For decades, the experiments remained secret until they were uncovered last October by a college professor who was conducting research on the Tuskegee syphilis study, a similarly controversial experiment carried out from 1932 to 1972 in which scientists infected poor black farmers in Alabama with the disease. The U.S. immediately apologized for the experiment, with Secretary of State Hilary Clinton and Health and Human Services Secretary Kathleen Sebelius issuing a joint statement condemning it.
“Although these events occurred more than 64 years ago, we are outraged that such reprehensible research could have occurred under the guise of public health,” Clinton and Sebelius wrote. “We deeply regret that it happened, and we apologise to all the individuals who were affected by such abhorrent research practices.”
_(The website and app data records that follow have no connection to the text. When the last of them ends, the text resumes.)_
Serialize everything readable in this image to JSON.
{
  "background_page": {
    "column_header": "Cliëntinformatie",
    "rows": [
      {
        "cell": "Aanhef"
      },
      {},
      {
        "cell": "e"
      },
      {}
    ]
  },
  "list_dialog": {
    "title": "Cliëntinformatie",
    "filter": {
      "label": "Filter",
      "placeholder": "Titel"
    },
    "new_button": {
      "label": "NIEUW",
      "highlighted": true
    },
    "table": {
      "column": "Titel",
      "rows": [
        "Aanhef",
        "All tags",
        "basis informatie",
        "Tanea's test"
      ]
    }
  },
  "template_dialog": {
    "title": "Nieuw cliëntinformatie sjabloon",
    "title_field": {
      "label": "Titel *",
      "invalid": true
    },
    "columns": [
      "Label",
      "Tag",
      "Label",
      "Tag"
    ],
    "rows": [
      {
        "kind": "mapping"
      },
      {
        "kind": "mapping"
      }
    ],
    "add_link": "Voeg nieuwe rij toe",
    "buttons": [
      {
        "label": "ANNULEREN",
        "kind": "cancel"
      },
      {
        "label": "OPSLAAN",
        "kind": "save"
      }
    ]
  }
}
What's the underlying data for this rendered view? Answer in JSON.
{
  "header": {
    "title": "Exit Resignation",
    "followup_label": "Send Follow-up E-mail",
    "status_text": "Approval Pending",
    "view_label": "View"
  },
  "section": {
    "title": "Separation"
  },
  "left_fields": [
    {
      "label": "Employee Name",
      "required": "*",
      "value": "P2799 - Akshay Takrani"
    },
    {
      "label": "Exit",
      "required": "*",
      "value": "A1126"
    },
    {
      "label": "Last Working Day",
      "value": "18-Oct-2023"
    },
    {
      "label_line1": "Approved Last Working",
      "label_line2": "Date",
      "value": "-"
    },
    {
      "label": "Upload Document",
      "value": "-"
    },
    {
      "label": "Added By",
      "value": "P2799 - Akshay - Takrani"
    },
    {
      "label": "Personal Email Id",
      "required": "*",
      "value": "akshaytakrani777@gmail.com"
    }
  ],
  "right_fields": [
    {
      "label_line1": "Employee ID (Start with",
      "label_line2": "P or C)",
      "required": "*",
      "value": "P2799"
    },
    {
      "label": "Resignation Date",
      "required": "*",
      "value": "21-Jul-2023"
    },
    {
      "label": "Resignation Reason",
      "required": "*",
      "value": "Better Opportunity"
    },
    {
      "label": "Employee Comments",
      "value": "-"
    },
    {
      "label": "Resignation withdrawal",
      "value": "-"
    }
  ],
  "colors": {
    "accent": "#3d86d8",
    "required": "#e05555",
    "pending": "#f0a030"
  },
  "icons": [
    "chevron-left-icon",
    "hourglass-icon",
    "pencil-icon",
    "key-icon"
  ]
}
Guatemala blasted the experiment as a crime against humanity, and the country is currently conducting its own investigation into the program. Guatemalan Vice President Rafael Espada, who is leading his country’s study, was scheduled to address the commission today, though he was forced to cancel that appearance due to Hurricane Irene.
President Obama formed the commission last year to further elucidate the scope and intent of the program, and to subsequently review the current ethical standards for medical experiments. A second report detailing contemporary ethical practices is to be released in December.